News -- And A Look At Atari/Amiga History
by Eric Schwartz
from the AmiTech Gazette, March 2016
It’s a new month, a new time, a new whatever. There have been a few bits of news here and there at least. A new website is out there: AskAmiga.com. It lets people ask Amiga-related questions and (hopefully) get expert answers to their hardware and software problems, potentially becoming a central resource for Amiga and related information.
A new article on Amiga history was published on the Ars Technica site, with focus on Newtek’s Video Toaster and its place in the history of video production.http://arstechnica.com/gadgets/2016/03/a-history-of-the-amiga-part-9-the-video-toaster/
A new "Chrysalis" software compilation for MorphOS 3.9 is now available. Like previous versions, it is intended to install over a "clean" Morph 3.9 installation, and offers a full set of software and utilities, similar to a Linux distro.
A new game with the curious title of “Tanks Furry” (apparently the furries are driving the tanks) was released for classic Amiga systems, and is available on CD and floppy disk. It seems rather "retro" in style, which is probably foolish to say for a game that runs on an A500.
A special hardware development which has been getting a lot of attention lately is the “Vampire II” board for the Amiga 600. Like earlier Vampire boards and drawing inspiration from Minimig and Natami projects, the Vampire II is an FPGA-based card that clips over the CPU of the A600 and currently offers 128 megabytes of RAM, HDMI video output, and a CPU performance that strongly exceeds that of the 68060. New "cores" are in the works that reprogram the FPGA chip and add support for a micro-SD card as a solid state drive, Picasso-96 compatible 16 and 24 bit video modes, AGA chipset emulation, and more features yet to come. Boards for Amiga 500 and other models are planned for the future. I’m definitely interested in trying to procure one of these myself, as I have an under-utilized Amiga 600, and it would be tempting (and fun) to update it into the most powerful Amiga system I’ve ever seen, possibly even supplanting my workhorse A4000T, all in a small A600 package. If you can get one, the A600 Vampire II is 150 Euros. For information, visit http://kipper2k.com/accel600.html.
Most Amiga fans are probably aware of Atari’s role in the formative years of their favorite system. Jay Miner was a former Atari employee with a hand in designing the video hardware of the Atari 2600 game console and the 400/800 computers, and Atari loaned the fledgling Amiga company development capital, which would later be used as leverage in an attempt to acquire the Amiga technology before they were "saved" by Commodore. Considering the hardware designers and management moving around between companies, the Amiga was more a spiritual successor to the Atari 8 bit computers, while Atari’s own ST series was more like a successor to the Commodore 64. What I find pretty fascinating is how, as a founding video game company, Atari has been related, directly or indirectly, to so many other game and computer producers over time.
Apple founders Steve Jobs and Steve Wozniak passed through Atari in the 70s, with the supposed story that Jobs got Wozniak to do his work for him, cheating him out of most of the bonus money for simplifying the hardware of the “Breakout” arcade machine.

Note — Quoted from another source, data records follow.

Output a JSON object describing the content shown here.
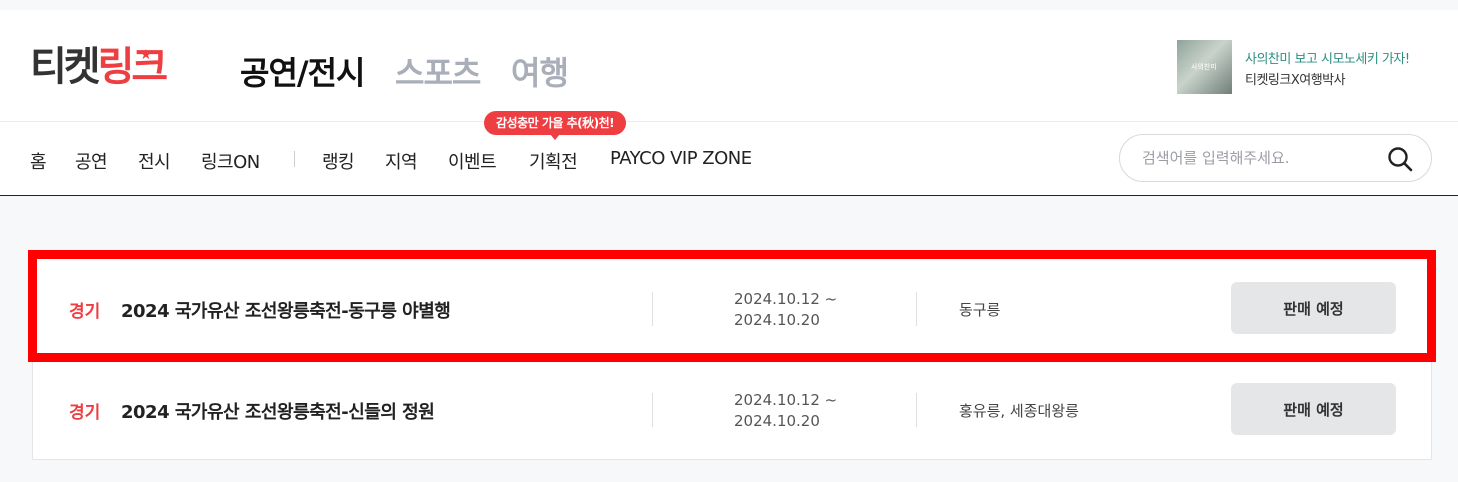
{
  "logo": {
    "part1": "티켓",
    "part2": "링크",
    "star": "★"
  },
  "categories": [
    "공연/전시",
    "스포츠",
    "여행"
  ],
  "promo": {
    "thumb_text": "사의찬미",
    "line1": "사의찬미 보고 시모노세키 가자!",
    "line2": "티켓링크X여행박사"
  },
  "nav": [
    "홈",
    "공연",
    "전시",
    "링크ON",
    "랭킹",
    "지역",
    "이벤트",
    "기획전",
    "PAYCO VIP ZONE"
  ],
  "bubble": "감성충만 가을 추(秋)천!",
  "search": {
    "placeholder": "검색어를 입력해주세요."
  },
  "events": [
    {
      "region": "경기",
      "title": "2024 국가유산 조선왕릉축전-동구릉 야별행",
      "date_start": "2024.10.12 ~",
      "date_end": "2024.10.20",
      "venue": "동구릉",
      "button": "판매 예정"
    },
    {
      "region": "경기",
      "title": "2024 국가유산 조선왕릉축전-신들의 정원",
      "date_start": "2024.10.12 ~",
      "date_end": "2024.10.20",
      "venue": "홍유릉, 세종대왕릉",
      "button": "판매 예정"
    }
  ],
  "colors": {
    "brand": "#ef3e42",
    "highlight": "#ff0000",
    "inactive_category": "#a9aeb8"
  }
}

The two Steves supposedly borrowed parts from Atari to produce the Apple 1, and offered up the Apple II for Atari to sell, which met with little interest at the time. A group of Atari software programmers, fed up with getting no credit for their work, split off to form Activision, practically creating the third-party software company concept and influencing how hardware and software companies interact with each other from then on. Nintendo approached Atari in the early eighties with the prospect of distributing their Famicom system outside of Japan. Early arrangements were made, but fell through thanks to conflicting priorities and Atari putting theirs to its 7800 system, leaving Nintendo to go it on their own to become the most successful game system of its time. With history trying to repeat itself, Sega approached Atari, hoping their clout and distribution would help their Mega Drive console in the US after the (relative) failure of the Sega Master System. That deal also fell through, in part because Sega preferred to hold on to the European market themselves, but Sega did poach a few employees from Atari, as well as the console name “Genesis” to avoid a trademark conflict with the Mega Drive name in the US (although “Tomahawk” was also kicked around for a bit), and went on to success. Finally, in a bit of Amiga full-circle, former Amiga hardware engineers worked with game company Epyx to produce a hand-held color game system known as the Handy in-house. Epyx lacked the money and network to release the system on its own, so they went to Nintendo, who were ready to release their own GameBoy (graphically inferior in B&W, but much longer battery life and play time for it), and turned them down. Sega passed as well, but allegedly tried to copy their hardware, even having the balls to ask engineer Dave Needle for help when they failed. Much to the Amiga peoples’ chagrin, the Handy ended up with Atari, and became the Lynx. Then again Atari wasn’t too pleased either with needing to use Amigas for Lynx software development, so that’s one more "last laugh" for Amiga over Atari.